Jim and Karen Reynolds were in the process of refurbishing their condo near Big Bear, working on it off and on through the winter season. They had last been there on Feb. 6 and weren’t planning to come back until Valentine’s Day, but decided to check in early after learning that Dorner’s truck had been abandoned nearby.
When they walked into the upstairs living room Tuesday morning, Dorner was waiting for them with his gun drawn. He had been there at least five days — within shouting distance of a command post set up by the people hunting him.
“Stay calm,” he shouted. When Karen Reynolds turned to run out, he grabbed her from behind.
Karen Reynolds said Dorner was calm and “very methodical” as he instructed them to sit, then tied their hands and legs.
“I don’t have a problem with you,” he told the couple. “I just want to clear my name.”
Dorner moved the couple to a bedroom and shut the door.
When they felt he had gone, Karen Reynolds managed to get to her feet and, with her hands still tied behind her back, open the door.

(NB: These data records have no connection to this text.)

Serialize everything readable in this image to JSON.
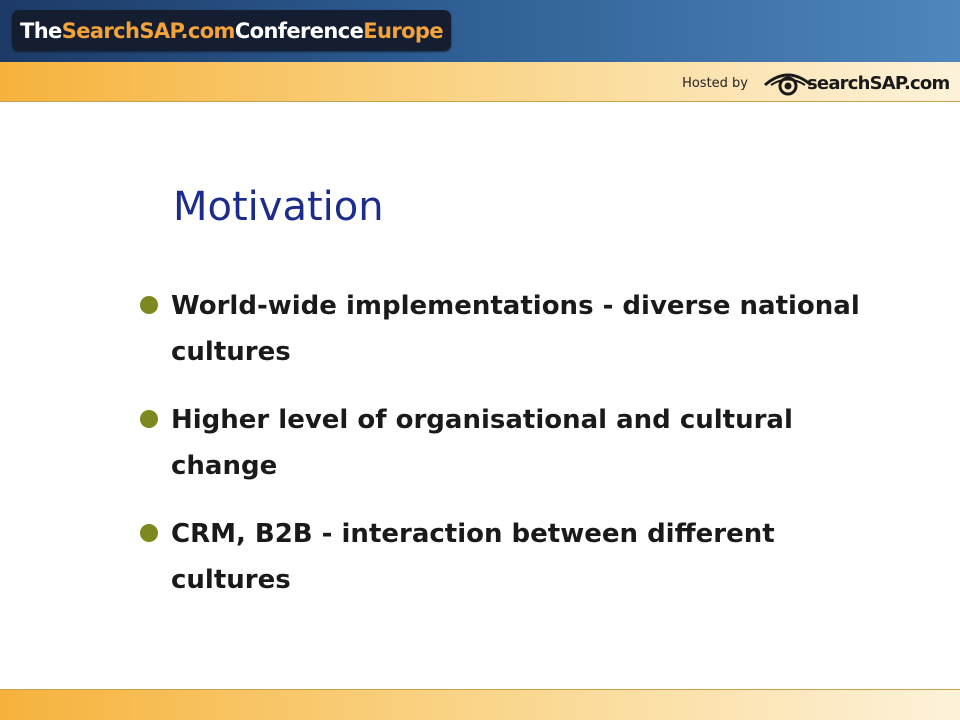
{
  "header": {
    "title_part1": "The ",
    "title_accent1": "SearchSAP.com",
    "title_part2": " Conference ",
    "title_accent2": "Europe",
    "hosted_by": "Hosted by",
    "logo_text": "searchSAP.com",
    "logo_icon": "eye-icon"
  },
  "slide": {
    "title": "Motivation",
    "bullets": [
      {
        "text": "World-wide implementations - diverse national cultures"
      },
      {
        "text": "Higher level of organisational and cultural change"
      },
      {
        "text": "CRM, B2B - interaction between different cultures"
      }
    ]
  },
  "colors": {
    "title": "#1c2c8c",
    "bullet": "#7d891e",
    "accent": "#f4a23a",
    "header_blue": "#2d5d93",
    "band_gold": "#f6b23c"
  }
}
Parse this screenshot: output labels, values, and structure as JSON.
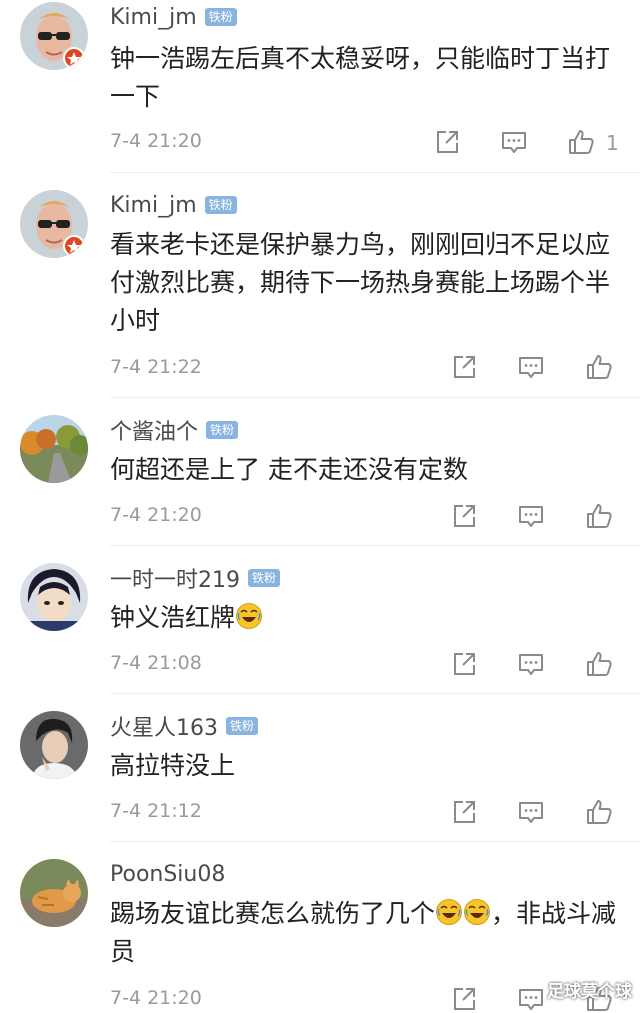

To her amazement, Dorner had left her cell phone on the living room table.
She picked it up and dialed 911. It was 12:22 p.m. Tuesday.
Dorner had taken off in the couple’s purple Nissan SUV. It wasn’t long before officers, now alerted, spotted the fugitive.

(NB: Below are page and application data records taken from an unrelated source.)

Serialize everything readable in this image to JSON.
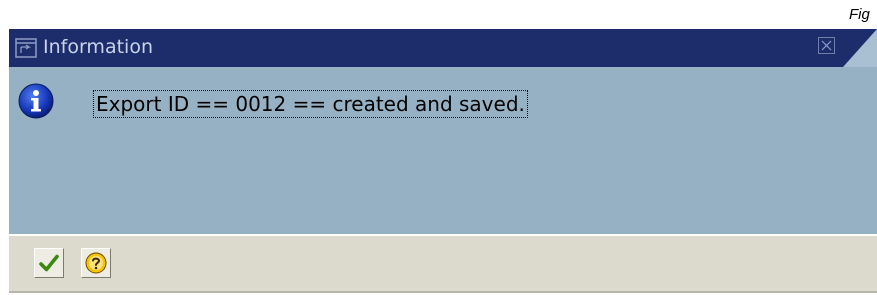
{
  "figure": {
    "label": "Fig"
  },
  "dialog": {
    "title": "Information",
    "title_icon": "window-icon",
    "close_icon": "close-icon",
    "message_icon": "info-icon",
    "message": "Export ID == 0012 == created and saved.",
    "buttons": [
      {
        "name": "ok-button",
        "icon": "checkmark-icon"
      },
      {
        "name": "help-button",
        "icon": "help-icon"
      }
    ]
  },
  "colors": {
    "title_bar": "#1d2d6b",
    "content_bg": "#96b1c3",
    "footer_bg": "#dcdacd",
    "checkmark": "#3a8a12",
    "help": "#f0b400"
  }
}
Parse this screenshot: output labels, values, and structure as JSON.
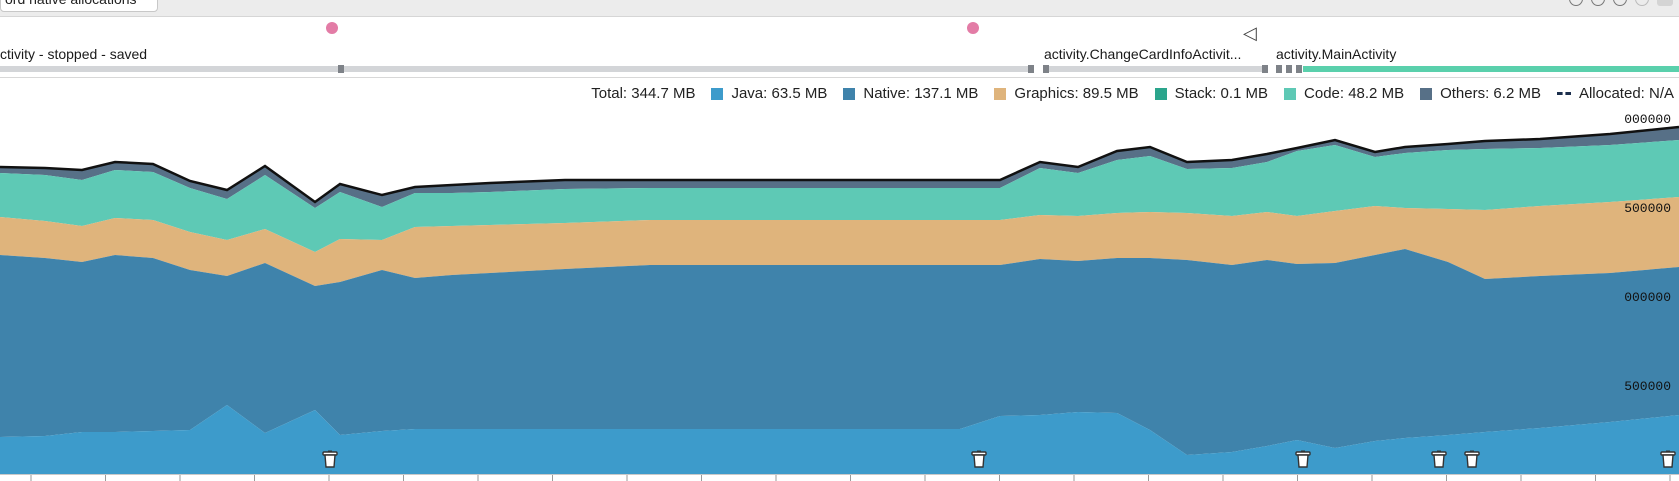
{
  "toolbar": {
    "record_button": "ord native allocations"
  },
  "events": {
    "activities": [
      {
        "label": "ctivity - stopped - saved"
      },
      {
        "label": "activity.ChangeCardInfoActivit..."
      },
      {
        "label": "activity.MainActivity"
      }
    ],
    "markers": [
      "touch-event",
      "touch-event"
    ]
  },
  "legend": {
    "total": "Total: 344.7 MB",
    "java": "Java: 63.5 MB",
    "native": "Native: 137.1 MB",
    "graphics": "Graphics: 89.5 MB",
    "stack": "Stack: 0.1 MB",
    "code": "Code: 48.2 MB",
    "others": "Others: 6.2 MB",
    "allocated": "Allocated: N/A"
  },
  "colors": {
    "java": "#3d9bcb",
    "native": "#3f83ab",
    "graphics": "#dfb47c",
    "stack": "#2ba58c",
    "code": "#5ec9b5",
    "others": "#577087",
    "allocated": "#1c2f4d"
  },
  "chart_data": {
    "type": "area",
    "y_tick_labels": [
      "000000",
      "500000",
      "000000",
      "500000"
    ],
    "stacked_series_order": [
      "java",
      "native",
      "graphics",
      "code",
      "others"
    ]
  }
}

Dorner managed to evade a group of wardens from the California Department of Fish and Wildlife and some sheriff’s deputies. But he later crashed the Nissan and struck out on foot.
Rick Heltebrake was driving the perimeter of a Boy Scout camp he watches over when Dorner — his bulletproof vest bristling with rifle magazines — emerged from the tree line.
“I don’t want to hurt you,” Dorner said in a calm, businesslike voice as he pointed his rifle at the 51-year-old Heltebrake. “Start walking and take your dog.”
Heltebrake sensed that Dorner, who stole his truck, was on a mission, and that he wasn’t part of the agenda. Suni took his 3-year-old Dalmatian and walked away.
Heltebrake had just called police when he heard gunfire.
When he left the house that morning, MacKay told his wife that he’d never been happier, Mitchell, his cousin, said. He called her the love of his life.
Hours later, he was on the trail of the stolen pickup.
The fugitive raced 25 miles down the mountain as officers converged. MacKay and his partner, Alex Collins, responded.
Not far up the road from where Dorner had left Heltebrake, some game wardens spotted the white truck speeding erratically. Dorner opened the window and fired.
According to sheriff’s department officials, MacKay and his partner followed where they believed the truck had gone. They were unaware that Dorner had crashed it. They spotted tracks in the snow leading to a cabin and got out of their cruiser.
The pair stopped about 30 yards from the cabin to devise a plan when shots were fired. Neither deputy had a chance to return fire. Both were hit multiple times. A doctor told Loftis death for MacKay came instantly or in “just seconds.”
Collins survived but has undergone multiple surgeries. A SWAT team arrived quickly and laid down covering fire to allow the officers to be airlifted.
Dorner set off some smoke grenades and prepared to make his last stand. His end game would play out on live television.
Officers from across the region converged on the cabin, cutting off all escape. Four hours after the chase Tuesday, police launched tear gas through the windows.
Around 4:45 p.m., flames and smoke began billowin
g from the house. Officers then heard the single gunshot from inside.
The manhunt was over.